This doesn’t happen very often, so we had to preserve the images forever! We have snow! Some of my readers to the North may laugh at us for making a big deal over a couple inches of snow, and I don’t blame you.  This is only after about 2 hours of snowing. (It is still snowing as I write this post!) I’m not much of a snow person. If I were a snow person, I would live somewhere with more than 2 inches of snowfall a year! But I do enjoy seeing the little bits experience new and exciting (for them) things! And I am thankful, even in the cold, wet snow.

The littles  all had a blast in the snow, especially Lucas (the lovely dog pictured with us). Well, Emery was clearly not impressed AT ALL with the experience. He was trying to figure out what all the excitement was about. Sweet boy, so much like his mother.

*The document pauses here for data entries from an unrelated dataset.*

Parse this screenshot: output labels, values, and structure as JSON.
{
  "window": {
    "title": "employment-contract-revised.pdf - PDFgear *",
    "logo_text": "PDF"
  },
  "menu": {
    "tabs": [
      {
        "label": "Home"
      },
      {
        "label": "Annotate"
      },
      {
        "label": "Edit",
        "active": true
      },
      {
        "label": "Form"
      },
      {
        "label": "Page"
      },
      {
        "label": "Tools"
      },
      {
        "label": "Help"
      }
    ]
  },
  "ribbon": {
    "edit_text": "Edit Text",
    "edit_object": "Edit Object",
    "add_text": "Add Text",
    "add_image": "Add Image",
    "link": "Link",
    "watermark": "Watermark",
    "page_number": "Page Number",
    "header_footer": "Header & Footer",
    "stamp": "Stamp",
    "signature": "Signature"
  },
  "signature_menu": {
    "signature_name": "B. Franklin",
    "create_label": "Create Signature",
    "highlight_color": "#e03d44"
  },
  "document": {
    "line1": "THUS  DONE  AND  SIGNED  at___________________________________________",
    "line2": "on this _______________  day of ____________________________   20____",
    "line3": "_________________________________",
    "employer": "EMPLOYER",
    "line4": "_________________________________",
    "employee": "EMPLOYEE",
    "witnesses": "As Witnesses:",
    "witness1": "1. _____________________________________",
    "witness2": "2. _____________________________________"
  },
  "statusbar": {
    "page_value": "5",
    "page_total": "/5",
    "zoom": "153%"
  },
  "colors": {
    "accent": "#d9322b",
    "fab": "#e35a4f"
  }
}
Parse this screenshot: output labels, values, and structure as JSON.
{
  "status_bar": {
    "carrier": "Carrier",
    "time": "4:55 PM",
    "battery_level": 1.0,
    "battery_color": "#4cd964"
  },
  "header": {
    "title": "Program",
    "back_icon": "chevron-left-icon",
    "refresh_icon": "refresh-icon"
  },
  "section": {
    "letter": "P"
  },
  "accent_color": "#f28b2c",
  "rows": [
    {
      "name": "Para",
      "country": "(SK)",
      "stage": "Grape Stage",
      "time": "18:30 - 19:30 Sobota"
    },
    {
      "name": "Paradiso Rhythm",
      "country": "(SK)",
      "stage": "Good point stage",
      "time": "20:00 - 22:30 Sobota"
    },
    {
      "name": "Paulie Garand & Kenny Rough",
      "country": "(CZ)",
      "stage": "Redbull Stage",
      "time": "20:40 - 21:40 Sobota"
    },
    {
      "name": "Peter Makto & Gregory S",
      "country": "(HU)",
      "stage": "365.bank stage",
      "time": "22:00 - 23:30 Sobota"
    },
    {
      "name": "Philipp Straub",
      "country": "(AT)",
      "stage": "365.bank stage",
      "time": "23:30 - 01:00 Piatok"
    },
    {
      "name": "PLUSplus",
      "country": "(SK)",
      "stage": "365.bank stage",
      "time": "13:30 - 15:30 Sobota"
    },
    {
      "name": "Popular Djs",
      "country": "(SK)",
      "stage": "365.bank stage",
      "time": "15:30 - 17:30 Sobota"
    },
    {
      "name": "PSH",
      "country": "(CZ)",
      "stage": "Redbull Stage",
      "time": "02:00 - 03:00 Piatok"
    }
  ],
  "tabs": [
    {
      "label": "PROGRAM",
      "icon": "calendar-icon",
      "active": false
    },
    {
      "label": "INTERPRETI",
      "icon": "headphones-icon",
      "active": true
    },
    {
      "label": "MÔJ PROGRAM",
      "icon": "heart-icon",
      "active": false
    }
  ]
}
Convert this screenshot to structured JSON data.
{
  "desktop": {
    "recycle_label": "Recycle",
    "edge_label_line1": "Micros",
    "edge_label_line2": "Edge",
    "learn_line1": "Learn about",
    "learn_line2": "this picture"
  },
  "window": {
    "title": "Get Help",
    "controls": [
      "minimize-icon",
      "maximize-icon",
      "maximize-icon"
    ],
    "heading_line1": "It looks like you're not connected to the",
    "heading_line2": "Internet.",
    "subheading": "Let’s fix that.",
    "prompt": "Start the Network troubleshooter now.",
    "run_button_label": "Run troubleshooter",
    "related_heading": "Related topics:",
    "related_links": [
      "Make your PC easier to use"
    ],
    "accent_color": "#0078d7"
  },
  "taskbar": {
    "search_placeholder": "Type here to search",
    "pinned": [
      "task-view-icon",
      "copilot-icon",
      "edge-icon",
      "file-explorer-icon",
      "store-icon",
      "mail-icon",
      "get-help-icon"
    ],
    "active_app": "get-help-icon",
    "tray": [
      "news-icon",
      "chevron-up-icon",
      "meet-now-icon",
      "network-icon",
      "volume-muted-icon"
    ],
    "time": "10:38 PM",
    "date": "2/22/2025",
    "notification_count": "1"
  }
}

Snow does make you appreciate a few little things that you typically take for granted. Thank you Lord for a nice, warm house to cuddle up in when we come inside. Thank you Lord for warm clothes to wear in the slurry. Thank you Lord for a wonderful family to frolic with. Thank you Lord for my three beautiful children who let me see everything with new wonder and excitement. Thank you Lord for thick, fuzzy socks. Thank you Lord for a new baby and getting a whole new set of firsts. Thank you Lord for a silly dog that elicits beautiful squeals of joy from the children. I am grateful, even for the snow, of which I am typically not a fan. What are you thankful for today?